§ **Directions for this task**
Copy every line of the records below where the word "value" occurs.
——
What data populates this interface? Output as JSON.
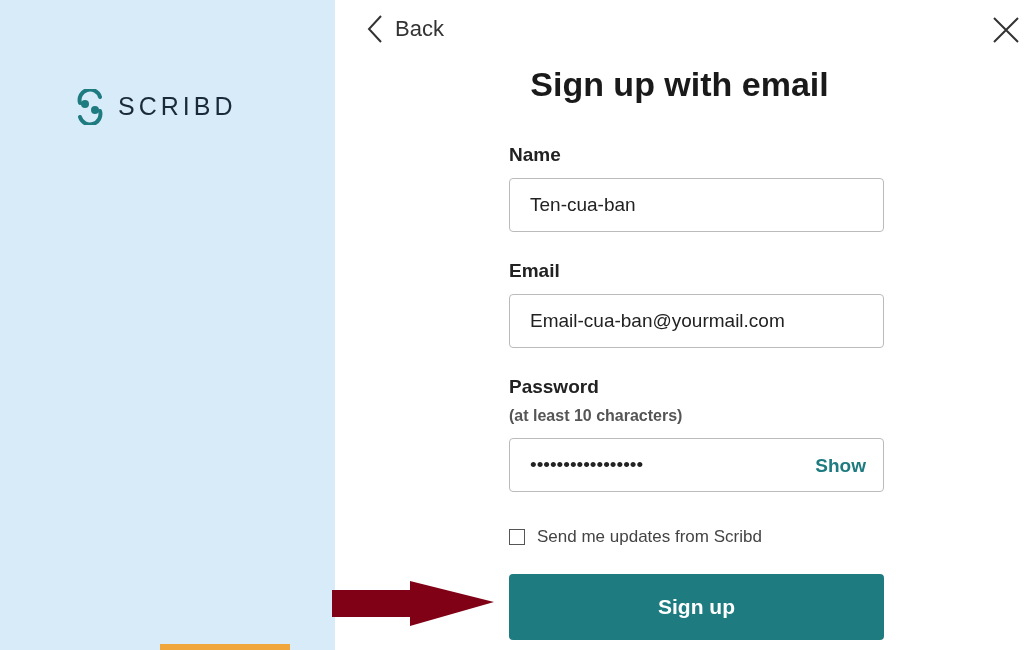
{
  "brand": {
    "name": "SCRIBD"
  },
  "back": "Back",
  "title": "Sign up with email",
  "fields": [
    {
      "label": "Name",
      "value": "Ten-cua-ban"
    },
    {
      "label": "Email",
      "value": "Email-cua-ban@yourmail.com"
    },
    {
      "label": "Password",
      "hint": "(at least 10 characters)",
      "value": "•••••••••••••••••",
      "action": "Show"
    }
  ],
  "updates_checkbox": {
    "label": "Send me updates from Scribd",
    "checked": false
  },
  "submit": "Sign up"
}
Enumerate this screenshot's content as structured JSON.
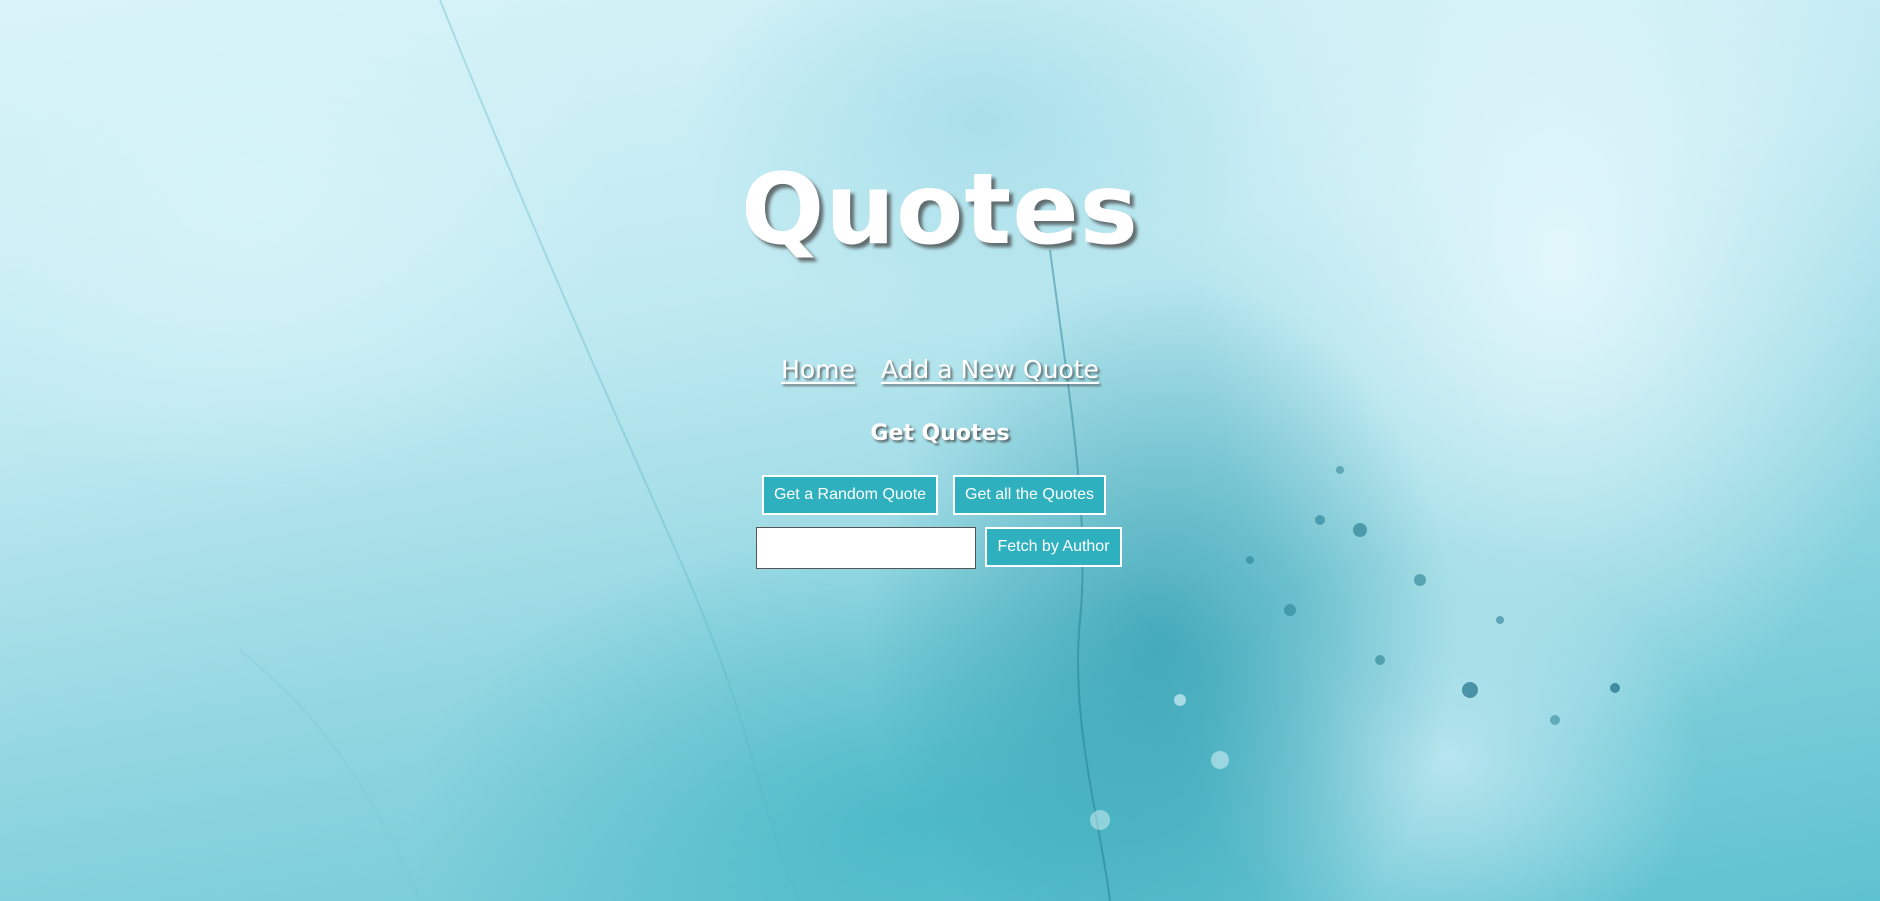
{
  "page": {
    "title": "Quotes",
    "background_accent": "#2fb0bf"
  },
  "nav": {
    "home": "Home",
    "add_new_quote": "Add a New Quote"
  },
  "section": {
    "heading": "Get Quotes"
  },
  "actions": {
    "random_quote_label": "Get a Random Quote",
    "all_quotes_label": "Get all the Quotes",
    "fetch_by_author_label": "Fetch by Author"
  },
  "author_search": {
    "value": "",
    "placeholder": ""
  }
}
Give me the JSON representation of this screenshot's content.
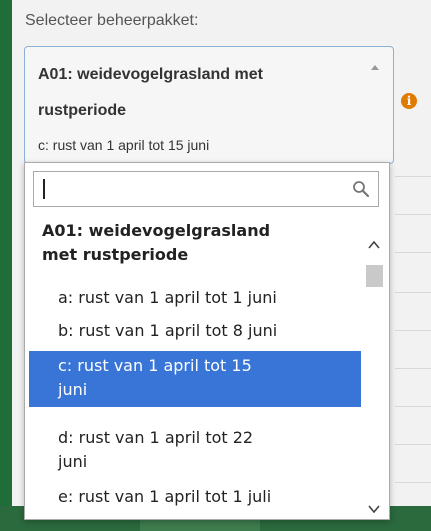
{
  "field_label": "Selecteer beheerpakket:",
  "selected": {
    "title": "A01: weidevogelgrasland met rustperiode",
    "title_line1": "A01: weidevogelgrasland met",
    "title_line2": "rustperiode",
    "subtitle": "c: rust van 1 april tot 15 juni"
  },
  "info_icon": "i",
  "search": {
    "value": "",
    "placeholder": ""
  },
  "group": {
    "label": "A01: weidevogelgrasland met rustperiode",
    "label_line1": "A01: weidevogelgrasland",
    "label_line2": "met rustperiode"
  },
  "options": [
    {
      "label": "a: rust van 1 april tot 1 juni",
      "line1": "a: rust van 1 april tot 1 juni",
      "line2": ""
    },
    {
      "label": "b: rust van 1 april tot 8 juni",
      "line1": "b: rust van 1 april tot 8 juni",
      "line2": ""
    },
    {
      "label": "c: rust van 1 april tot 15 juni",
      "line1": "c: rust van 1 april tot 15",
      "line2": "juni"
    },
    {
      "label": "d: rust van 1 april tot 22 juni",
      "line1": "d: rust van 1 april tot 22",
      "line2": "juni"
    },
    {
      "label": "e: rust van 1 april tot 1 juli",
      "line1": "e: rust van 1 april tot 1 juli",
      "line2": ""
    }
  ],
  "selected_option_index": 2,
  "colors": {
    "highlight": "#3875d7",
    "info": "#e07a00",
    "border_focus": "#8fb0d6"
  },
  "icons": {
    "info": "info-icon",
    "search": "search-icon",
    "collapse": "chevron-up-icon",
    "scroll_up": "chevron-up-icon",
    "scroll_down": "chevron-down-icon"
  }
}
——
§ **Answer below**
      "value": "Ten-cua-ban"
      "value": "Email-cua-ban@yourmail.com"
      "value": "•••••••••••••••••",
    "value": "",
    "value": "",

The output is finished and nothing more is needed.